I have been fortunate to visit over 470 different breweries (see the life list if interested) in the last 30 years or so, starting with the the Sam Adams Brewhouse in Philadelphia. One of the main reasons I like to visit them (other than the quality of the beer) is that for me going to a craft brewery is an engaging social activity. I know that in almost every visit I am going to have a conversation with some like minded beer appreciator about either the beer, the brewery, the brewers or the business – even if I walk in alone. And more than likely it will be interesting. Sometimes it will simply be an awesome time.
But things are different now in the summer of 2020, and I haven’t visited a brewery new to me since early March. Of course I am still going to some of my familiar “go to” local breweries – though usually just to pick up curbside some fresh local beer. But the outside tap room – now the only shot many of these breweries have to stay open – has not been an attractive alternative for me. Of course, I am older and less inclined to take risks with my health than most of the typical craft beer fanatics that actively search out these places in their 20’s and 30’s. But it’s also the strangeness of the social aspect – being social with a mask on, or shouting beer stories to someone 10 feet away just hasn’t motivated me.
But I want to support the craft breweries and I miss the atmosphere – so thought that this would be a good time to reengage in my favorite activity. I started my reacquaintance with the Tap Room at the Jersey Shore as a change of scenery. First I hit “Hidden Sands” in Egg Harbor – a brewery that I had previously heard of and had tried their beer once and liked it – so it sounded like a good place to start.

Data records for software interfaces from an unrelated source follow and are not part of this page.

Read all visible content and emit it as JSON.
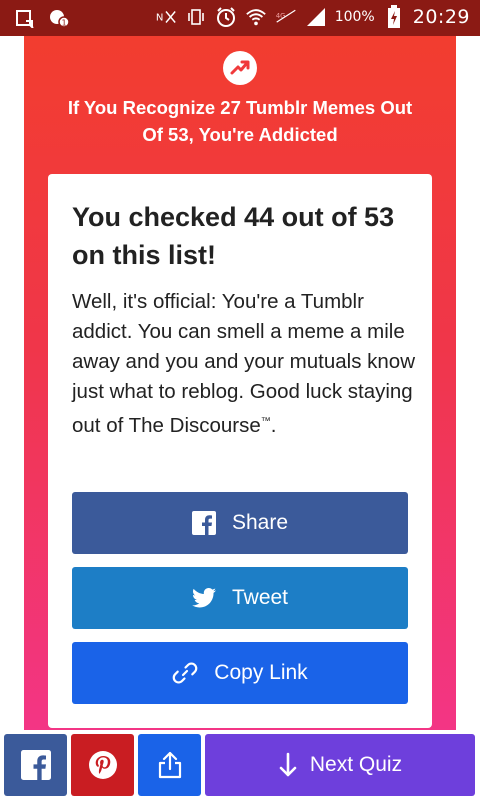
{
  "status_bar": {
    "battery_percent": "100%",
    "time": "20:29",
    "icons": [
      "screenshot-icon",
      "notification-icon",
      "nfc-icon",
      "vibrate-icon",
      "alarm-icon",
      "wifi-icon",
      "no-data-icon",
      "signal-icon",
      "battery-charging-icon"
    ]
  },
  "quiz": {
    "trend_icon": "trending-arrow-icon",
    "title_line1": "If You Recognize 27 Tumblr Memes Out",
    "title_line2": "Of 53, You're Addicted"
  },
  "result": {
    "heading": "You checked 44 out of 53 on this list!",
    "body": "Well, it's official: You're a Tumblr addict. You can smell a meme a mile away and you and your mutuals know just what to reblog. Good luck staying out of The Discourse",
    "trademark": "™",
    "body_end": "."
  },
  "share_buttons": {
    "facebook_label": "Share",
    "twitter_label": "Tweet",
    "copy_link_label": "Copy Link"
  },
  "bottom_bar": {
    "next_quiz_label": "Next Quiz"
  },
  "colors": {
    "facebook": "#3b5a9a",
    "twitter": "#1d7ec6",
    "copy_link": "#1a63e8",
    "pinterest": "#c91d22",
    "next_quiz": "#6e3fdc",
    "status_bar": "#8b1a14"
  }
}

And the experience is very different – as expected. The first issue to face is “how do I even get in there?” And then once you find the actual entrance – how do you get a beer? Sounds basic, and at Hidden Sands they did have some signs and a large fenced in area with a tent and one door to make it easier So I was in, and wandered into the huge outdoor tent with picnic tables, a “mister” to cool it down and classic rock coming from the speakers.
Some people were sitting at their tables, so I shouted through my mask “How do you get a beer?” They pointed at the loading dock where there was a sort of welcome mat and an umbrella. “Go down there and they will take care of you”. But, before I could get up a helpful masked server came out and offered a paper menu. Once seated I unmasked and was happy to find some great options for German style lagers.
The Keller Pils was outstanding – and the Kolsh was fine on a hot summer day – just like I remembered it. I walked down to the loading dock to the umbrella to settle up and buy a couple of crowlers on my way out. I asked the server how the brewery was dealing with the current situation and she said “it’s been really good since we reopened outside”. They are canning and getting local distribution – “no problems” she said.
I then visited another brewery not too far away and in my view they just didn’t have the same level of logistical and operational set up. There was a closed front door to the tap room, so I circled around back of the strip mall location to find a small crushed stone patio in the parking lot of but that was fenced off with some temporary orange rubber fencing material. So I wandered back around to the front entrance again, this time venturing inside. I came upon a huge empty room with chairs stacked up and malt bags on the floor. At the bar were two masked servers who waived me out the back entrance to the patio.
There were six picnic tables with umbrellas in the hot patio- and the beer was pretty good. This establishment was more into fruit and wheat (being seasonable) than my preference but it was fresh and more than good enough. I struck up a conversation with a couple 10 feet away, and it was OK, nice folks, some good beer talk – I began to feel the nostalgia for the “good old days” – back when I would wedge my way into new crowded taprooms, stepping over children and being jostled by millennials playing Jenga talking about life and beer.
I got a crowler of a pretty nice 7% ABV Brut IPA and on my way out asked how their brewery was doing. The server looked at me over her mask and just shrugged. I wondered if that meant that she didn’t know, or that – well, who knows? Hard to read the expression under the mask.
My experiences this summer ranged in all different ways as breweries try to “figure it out. Some were somewhat threatening – (walking up to a “police taped” front door with a orange cone in front, greeting a masked server who took me to a socially distant table). Others purely transactional (front door blocked with a table and server who could only hand beer to go out the door.) Moreover most of the beer gardens were pretty empty, sometimes totally at times – so there wasn’t much of a chance for social interaction. But I feel that this will change as people become a bit more adventurous and proper protocol is used universally.
We are all hoping that the industry recovers from this, and that the new normal is established to let these small craft breweries survive. I will certainly try to do my part – and I hope if you are hesitating – that you will give it a try. It’s still good beer, and good beer people – even if it’s a very different experience. They are figuring out ways to keep us safe. Let’s adapt and help our brewers survive.